Here's Exactly What To Look For When You're Trying To Find Your Perfect Hair Color Match

In our early color experiments, we've all grabbed a box of hair dye from the drugstore and gone to town with a shade wildly different from our own. It's a thrill to try on a new hair color persona (and then dress differently too). At-home hair color is often more of an exploration of personal identity than a careful search for a truly flattering color. But for next-level hair color that suits you exactly, take a more thoughtful approach.

Your first stop is to look at your skin: your actual skin color can shift slightly from a suntan and get paler in winter, so adjust according to the season. Celebrity colorist Rita Hazan shared with InStyle to use your skin tone — how fair, light, tan, or deep you are — as a guide. Scroll through media to find celebrities whose skin matches yours and check out their hair color. Also, prep yourself with this summer's subtle (yet stunning) hair color trends, then save the ones you love from both lists to show your stylist.

Figure out your undertone

Step two is to figure out your skin's undertone. There are four basic undertone categories: warm (golden, peachy), cool (bluish, red, cool pink), neutral (mix of both), and olive (greenish). There's a misperception that darker skin is automatically warmer or that extremely fair people always have cool undertones — while it can be true, so is the opposite. Undertones operate independently of skin color.

Look at the veins on your wrists — if they're green, you could be warm and if they're more purple and blue, you could be cool. If your eye color is gray, black, dark brown, or ice blue, you're cool, and if they're amber, hazel, warm green or blue, or golden brown, you're warm.

Drape fabrics across your chest and shoulders to do a color test. People who look stunning in pure white or pure black clothes are usually cool, while warmer tones find ivory and cocoa less stark and more flattering. Neutrals can usually handle most shades, while olives need to avoid colors that make them sallow. For comprehensive undertone tests, Michelle Londyn's YouTube tutorial is fantastic, and Kelly MacPepple, Ph.D.'s YouTube channel has an energetic video for people of color.

Hair color shades for cool and warm undertones

Now that you've found hair colors you like on celebrities whose skin shade matches your own, open your mind to other possibilities. For instance, you might be in love with the idea of an angelic halo of baby blonde hair. But if that shade isn't truly harmonious with your undertone or if your skin color is deep, consider caramel or butterscotch highlights instead.

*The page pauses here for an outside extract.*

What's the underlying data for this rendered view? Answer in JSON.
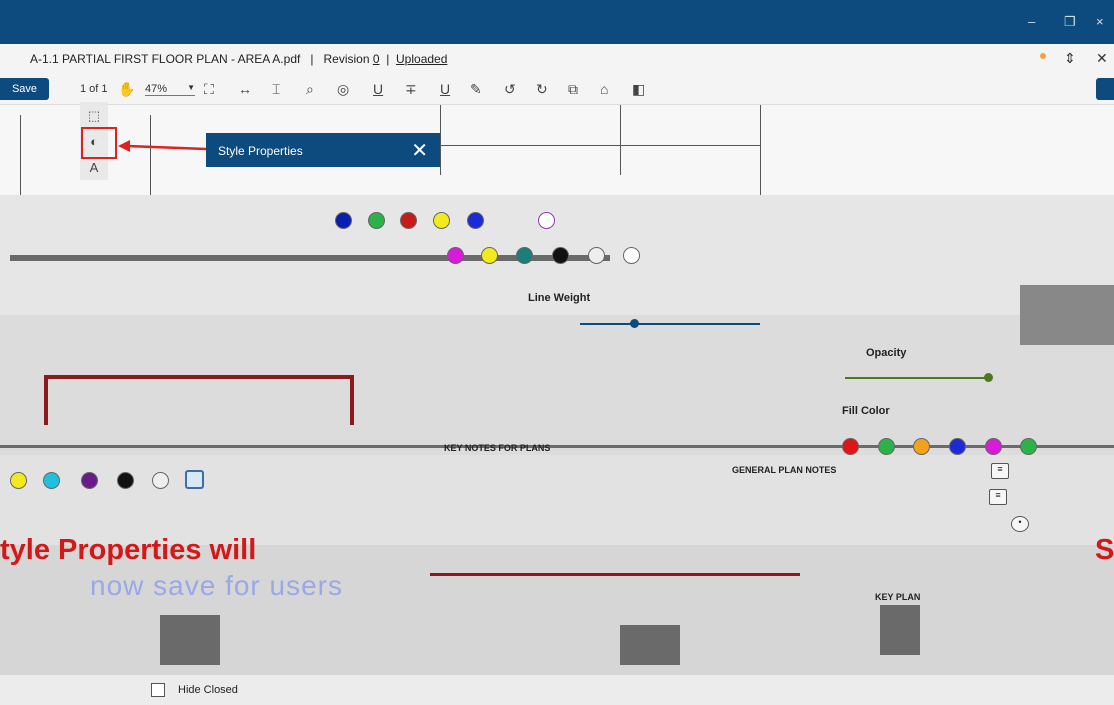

For warm undertones, avoid colors with the word "ash" in the title, cool bluish-blacks, platinum, silver blonde, or anything that reminds you of an icy landscape. If your hair is lighter, a warmer strawberry blonde adds depth to your natural dishwater blonde. Golden blonde is less damaging than a lighter version, plus it has the warmth of brunette low lights. Honey blonde is more of a saturated hue than golden blonde. Autumnal reds and ginger colors are exciting. If you're a brunette, a golden brown adds interest, and bronze and amber work beautifully on tan and deep skin colors.

For cool undertones, you want to avoid anything golden, peachy, or orange. That doesn't leave red off the table, but it needs to be a cool red. Think cabernet or red velvet cake but not sunset. If your hair is already light, platinum or ash blondes with blue but not yellow undertones add energy. Cool sandy brown and chestnut are great colors for brunettes. People with cool undertones can go full goth with inky blue-black hair and look stunning.

Olives, neutrals, and other considerations

People with a neutral undertone have the widest hair color options and will find most colors suitable. Olive undertones tend to skew either warmer or cooler, so follow the guidelines for the appropriate category. Olives tend to be underrepresented in beauty conversations, so working with a professional color analyst to understand what's flattering for you might be a worthwhile investment.

As you're choosing a hair color and consulting with your stylist, consider how much future maintenance is involved. Red hair fades quickly and light blonde is also high maintenance. Unfortunately, blonde dye is the most damaging to your hair over time.

To counteract damage from coloring, over-processing, and using heat styling tools, don't over-shampoo. Consider using a dry shampoo in between washes. As for other maintenance products, we used to only be able to get purple shampoo treatments at the salon to counteract the inevitable yellowing of dyed blonde hair. Now you can use purple shampoos at home. But what in the world is blue shampoo for, you may be asking? It pulls out the brassiness of dyed brunette hair. Take the hair colors you prefer, your skin color, your undertone, and your stylist's expertise into consideration — and boom, you've got a perfect hair color match.